Richard Renaldi’s intimate portraits illustrate seemingly banal but seductive moments—often in urban environments like nightclubs, bus stations, city streets and parks—to stirring effect. He has published five monographs of his work to date and is represented by Benrubi Gallery in New York and Robert Morat Galerie in Berlin.
For NYC Pride’s 2022 comeback, we asked Renaldi to capture celebrants in the West Village, where he resides and has been making pictures for years, and to describe his interactions and the impact of the event.
What was your experience photographing the return of Pride to the West Village this year? How would you describe the energy?

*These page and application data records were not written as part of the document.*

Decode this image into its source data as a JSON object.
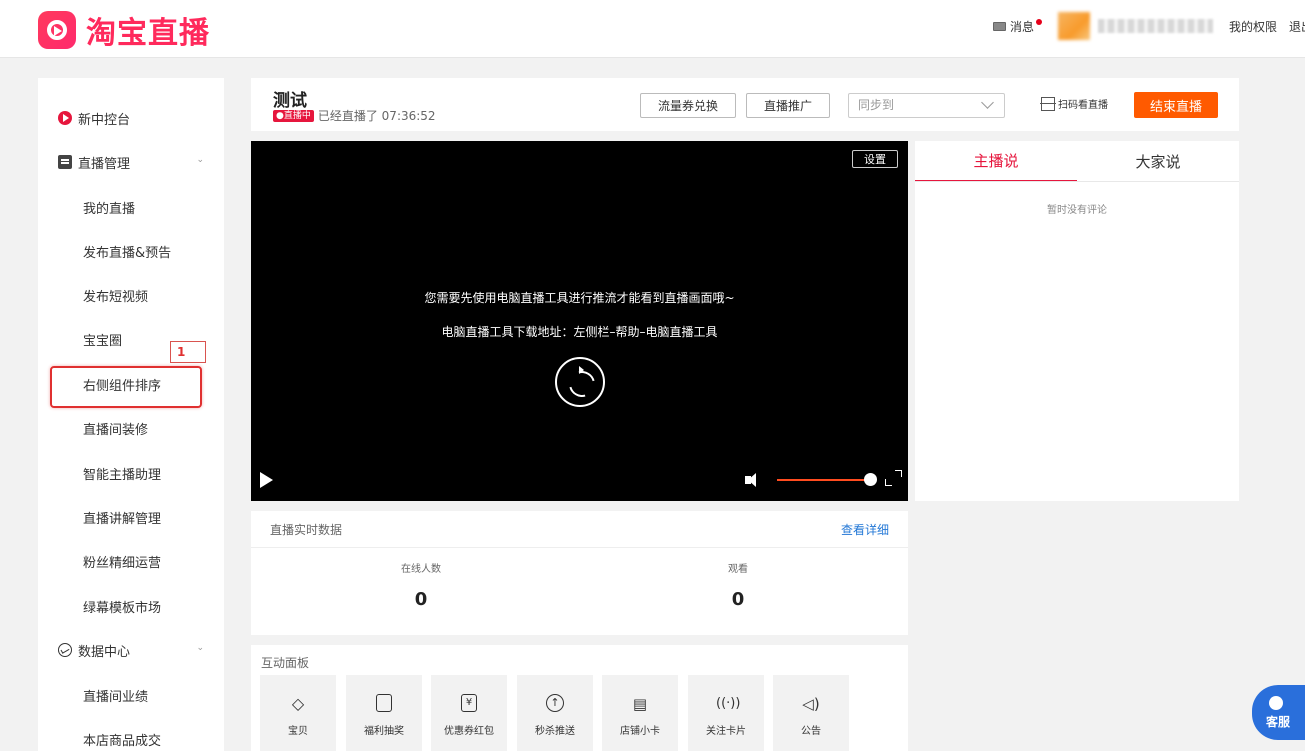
{
  "brand": {
    "logo_text": "淘宝直播"
  },
  "header": {
    "messages_label": "消息",
    "permissions_label": "我的权限",
    "logout_label": "退出"
  },
  "sidebar": {
    "console_label": "新中控台",
    "live_mgmt_label": "直播管理",
    "live_items": [
      "我的直播",
      "发布直播&预告",
      "发布短视频",
      "宝宝圈",
      "右侧组件排序",
      "直播间装修",
      "智能主播助理",
      "直播讲解管理",
      "粉丝精细运营",
      "绿幕模板市场"
    ],
    "data_center_label": "数据中心",
    "data_items": [
      "直播间业绩",
      "本店商品成交"
    ]
  },
  "annotation": {
    "number": "1"
  },
  "live": {
    "title": "测试",
    "badge": "●直播中",
    "duration": "已经直播了 07:36:52",
    "traffic_coupon_btn": "流量券兑换",
    "promote_btn": "直播推广",
    "sync_placeholder": "同步到",
    "scan_label": "扫码看直播",
    "end_btn": "结束直播"
  },
  "video": {
    "settings_label": "设置",
    "message_1": "您需要先使用电脑直播工具进行推流才能看到直播画面哦~",
    "message_2": "电脑直播工具下载地址：左侧栏–帮助–电脑直播工具",
    "volume_level": 1.0
  },
  "comments": {
    "tab_host": "主播说",
    "tab_all": "大家说",
    "empty": "暂时没有评论"
  },
  "realtime": {
    "title": "直播实时数据",
    "detail_link": "查看详细",
    "online_label": "在线人数",
    "online_value": "0",
    "view_label": "观看",
    "view_value": "0"
  },
  "interaction": {
    "title": "互动面板",
    "tiles": [
      "宝贝",
      "福利抽奖",
      "优惠券红包",
      "秒杀推送",
      "店铺小卡",
      "关注卡片",
      "公告"
    ]
  },
  "service": {
    "label": "客服"
  },
  "colors": {
    "brand": "#ff2a5c",
    "live_red": "#e6163d",
    "end_button": "#ff5a00",
    "link": "#2277d6",
    "annotation": "#e03030"
  }
}
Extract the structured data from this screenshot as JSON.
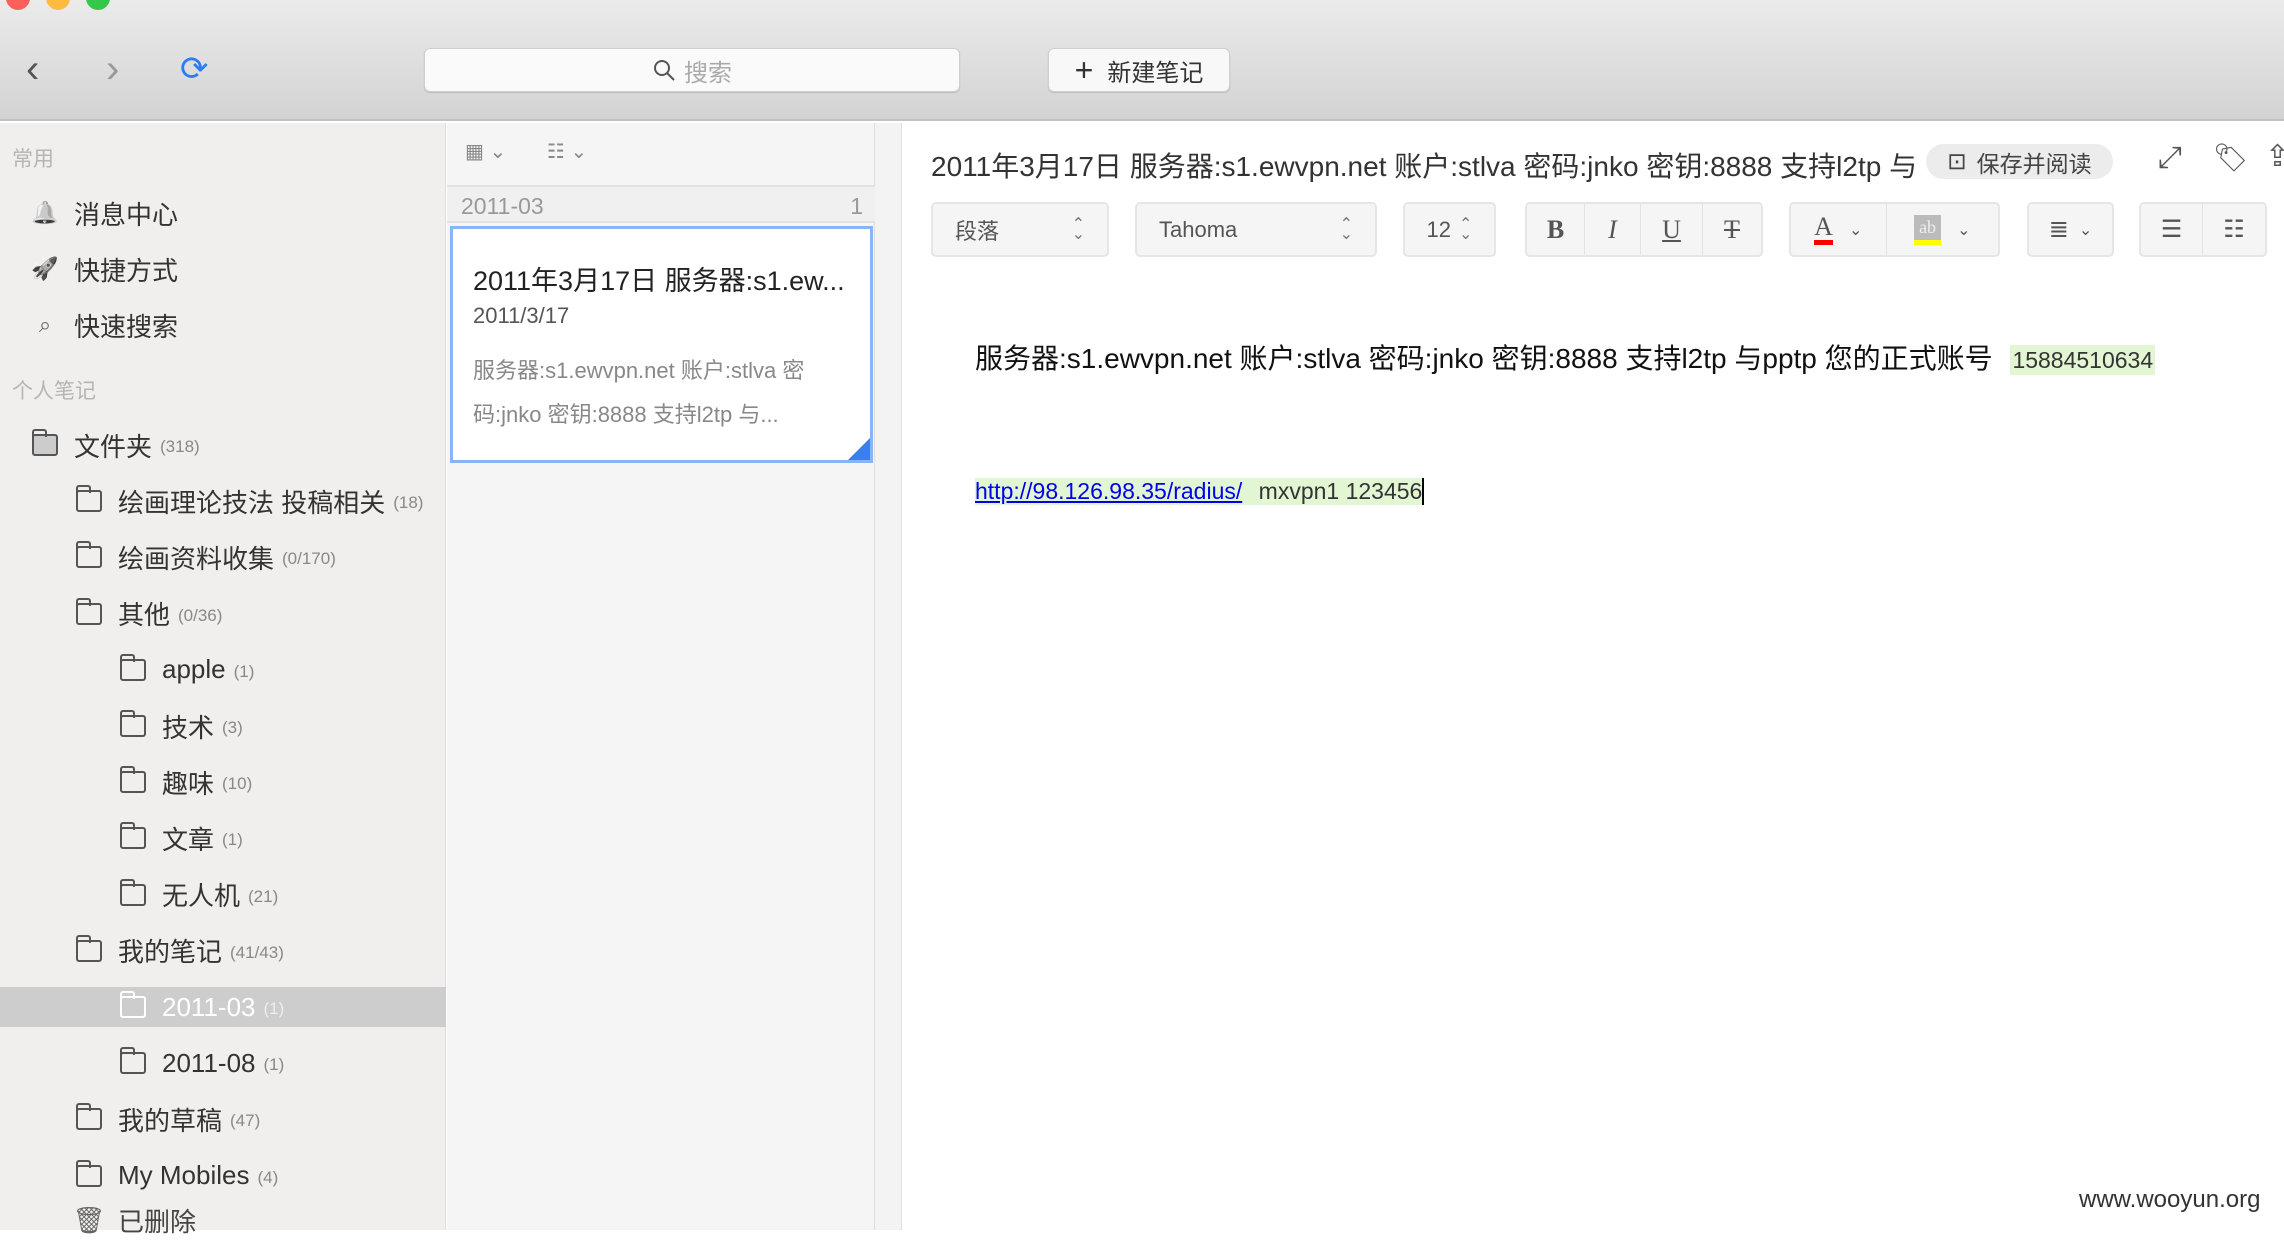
{
  "toolbar": {
    "search_placeholder": "搜索",
    "new_note": "新建笔记",
    "back": "‹",
    "forward": "›",
    "refresh": "⟳"
  },
  "sidebar": {
    "section_common": "常用",
    "common": [
      {
        "label": "消息中心",
        "icon": "bell-icon"
      },
      {
        "label": "快捷方式",
        "icon": "rocket-icon"
      },
      {
        "label": "快速搜索",
        "icon": "search-icon"
      }
    ],
    "section_personal": "个人笔记",
    "folders": [
      {
        "label": "文件夹",
        "count": "(318)",
        "level": 0
      },
      {
        "label": "绘画理论技法 投稿相关",
        "count": "(18)",
        "level": 1
      },
      {
        "label": "绘画资料收集",
        "count": "(0/170)",
        "level": 1
      },
      {
        "label": "其他",
        "count": "(0/36)",
        "level": 1
      },
      {
        "label": "apple",
        "count": "(1)",
        "level": 2
      },
      {
        "label": "技术",
        "count": "(3)",
        "level": 2
      },
      {
        "label": "趣味",
        "count": "(10)",
        "level": 2
      },
      {
        "label": "文章",
        "count": "(1)",
        "level": 2
      },
      {
        "label": "无人机",
        "count": "(21)",
        "level": 2
      },
      {
        "label": "我的笔记",
        "count": "(41/43)",
        "level": 1
      },
      {
        "label": "2011-03",
        "count": "(1)",
        "level": 2,
        "selected": true
      },
      {
        "label": "2011-08",
        "count": "(1)",
        "level": 2
      },
      {
        "label": "我的草稿",
        "count": "(47)",
        "level": 1
      },
      {
        "label": "My Mobiles",
        "count": "(4)",
        "level": 1
      }
    ],
    "trash": "已删除"
  },
  "notelist": {
    "group": "2011-03",
    "group_count": "1",
    "card": {
      "title": "2011年3月17日 服务器:s1.ew...",
      "date": "2011/3/17",
      "snippet1": "服务器:s1.ewvpn.net 账户:stlva 密",
      "snippet2": "码:jnko 密钥:8888 支持l2tp 与..."
    }
  },
  "editor": {
    "title": "2011年3月17日 服务器:s1.ewvpn.net 账户:stlva 密码:jnko 密钥:8888 支持l2tp 与",
    "save_read": "保存并阅读",
    "format": {
      "paragraph": "段落",
      "font": "Tahoma",
      "size": "12",
      "bold": "B",
      "italic": "I",
      "underline": "U",
      "strike": "T",
      "font_color": "A",
      "highlight": "ab"
    },
    "line1": "服务器:s1.ewvpn.net 账户:stlva 密码:jnko 密钥:8888 支持l2tp 与pptp 您的正式账号",
    "line1_highlight": "15884510634",
    "link": "http://98.126.98.35/radius/",
    "line2_rest": "mxvpn1 123456",
    "colors": {
      "font_color": "#ff0000",
      "highlight": "#ffff00",
      "text_bg": "#e3f6d4",
      "link": "#0000ee"
    }
  },
  "watermark": "www.wooyun.org"
}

Richard Renaldi: Though 2022 was the first official Pride since the pandemic, there were alternative Pride Marches in 2020 and 2021, the latter of which was possibly the most energetic I had ever experienced. New York City was just coming out of lockdown, and Covid vaccinations were making their way through the population. This year felt more subdued, but by most metrics it was off-the-hook fun.
What drew you to your subjects?

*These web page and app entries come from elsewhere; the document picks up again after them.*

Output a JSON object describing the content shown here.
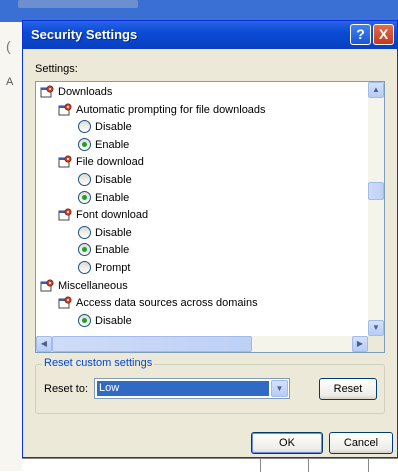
{
  "dialog": {
    "title": "Security Settings",
    "help_glyph": "?",
    "close_glyph": "X"
  },
  "settings_label": "Settings:",
  "list": {
    "items": [
      {
        "kind": "category",
        "label": "Downloads",
        "icon": "gear-sheet-icon"
      },
      {
        "kind": "setting",
        "label": "Automatic prompting for file downloads",
        "icon": "gear-sheet-icon"
      },
      {
        "kind": "option",
        "label": "Disable",
        "checked": false
      },
      {
        "kind": "option",
        "label": "Enable",
        "checked": true
      },
      {
        "kind": "setting",
        "label": "File download",
        "icon": "gear-sheet-icon"
      },
      {
        "kind": "option",
        "label": "Disable",
        "checked": false
      },
      {
        "kind": "option",
        "label": "Enable",
        "checked": true
      },
      {
        "kind": "setting",
        "label": "Font download",
        "icon": "gear-sheet-icon"
      },
      {
        "kind": "option",
        "label": "Disable",
        "checked": false
      },
      {
        "kind": "option",
        "label": "Enable",
        "checked": true
      },
      {
        "kind": "option",
        "label": "Prompt",
        "checked": false
      },
      {
        "kind": "category",
        "label": "Miscellaneous",
        "icon": "gear-sheet-icon"
      },
      {
        "kind": "setting",
        "label": "Access data sources across domains",
        "icon": "gear-sheet-icon"
      },
      {
        "kind": "option",
        "label": "Disable",
        "checked": true
      }
    ]
  },
  "reset_group": {
    "legend": "Reset custom settings",
    "label": "Reset to:",
    "selected": "Low",
    "reset_button": "Reset"
  },
  "footer": {
    "ok_button": "OK",
    "cancel_button": "Cancel"
  },
  "colors": {
    "title_bar": "#0a4bd6",
    "selection": "#316ac5",
    "group_legend": "#0046d5",
    "radio_dot": "#21a121"
  }
}
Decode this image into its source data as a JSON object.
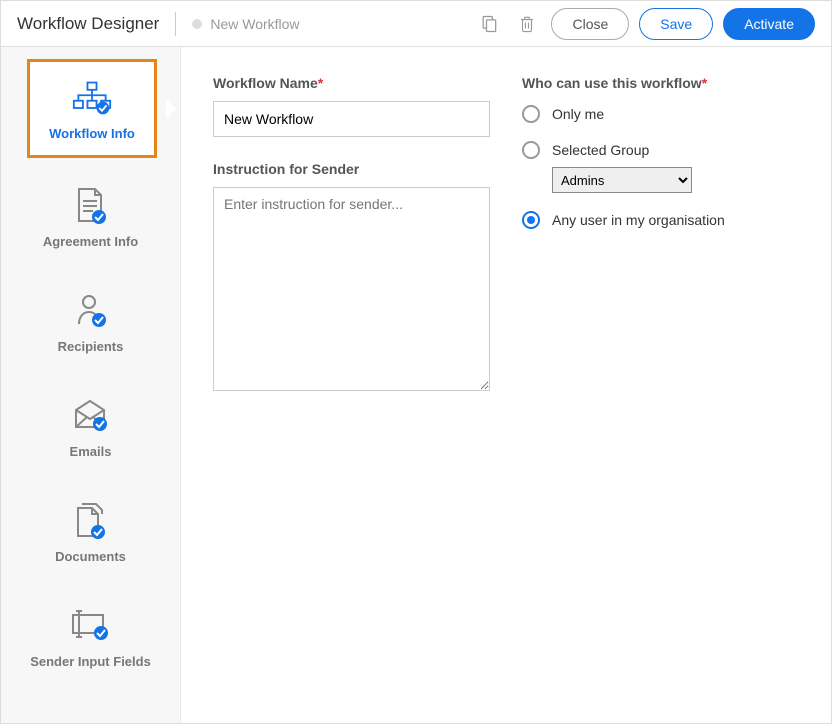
{
  "header": {
    "title": "Workflow Designer",
    "breadcrumb": "New Workflow",
    "close_label": "Close",
    "save_label": "Save",
    "activate_label": "Activate"
  },
  "sidebar": {
    "items": [
      {
        "label": "Workflow Info"
      },
      {
        "label": "Agreement Info"
      },
      {
        "label": "Recipients"
      },
      {
        "label": "Emails"
      },
      {
        "label": "Documents"
      },
      {
        "label": "Sender Input Fields"
      }
    ]
  },
  "form": {
    "workflow_name_label": "Workflow Name",
    "workflow_name_value": "New Workflow",
    "instruction_label": "Instruction for Sender",
    "instruction_placeholder": "Enter instruction for sender...",
    "who_can_use_label": "Who can use this workflow",
    "radio_only_me": "Only me",
    "radio_selected_group": "Selected Group",
    "select_group_value": "Admins",
    "radio_any_user": "Any user in my organisation",
    "selected_radio": "any_user"
  }
}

RR: I chose subjects that projected a positive spirit and presented a sense of individuality. On Christopher Street, I met a group of young LGBTQ+ kids from North Carolina who came up to New York City to celebrate Pride—their enthusiasm and excitement for being here for Pride was palpable. I found it touching, and their youthful exuberance was infectious. They reminded me of a time in my own coming of age when I attended NYC Pride events and felt the affirmation of seeing so many other LGBTQ+ people in the streets.
As a longtime photographer of LGBTQ+ culture in the West Village, what stands out to you about the neighborhood and how it has changed?
RR: I have lived and worked in the West Village for close to 30 years. It’s gone through enormous changes, like all of New York City, [but] people still stroll the tree-lined streets and visit the shops and restaurants throughout the neighborhood. As the demographics continue to shift to more of an upper-class enclave with unaffordable housing for most, I say: Thank goodness for the queer history of Christopher Street and the bars and nightclubs that surround Stonewall Park. The LGBTQ+ history and its presence ground this neighborhood, making it vibrant in a way that other neighborhoods are not. For that, I am eternally grateful.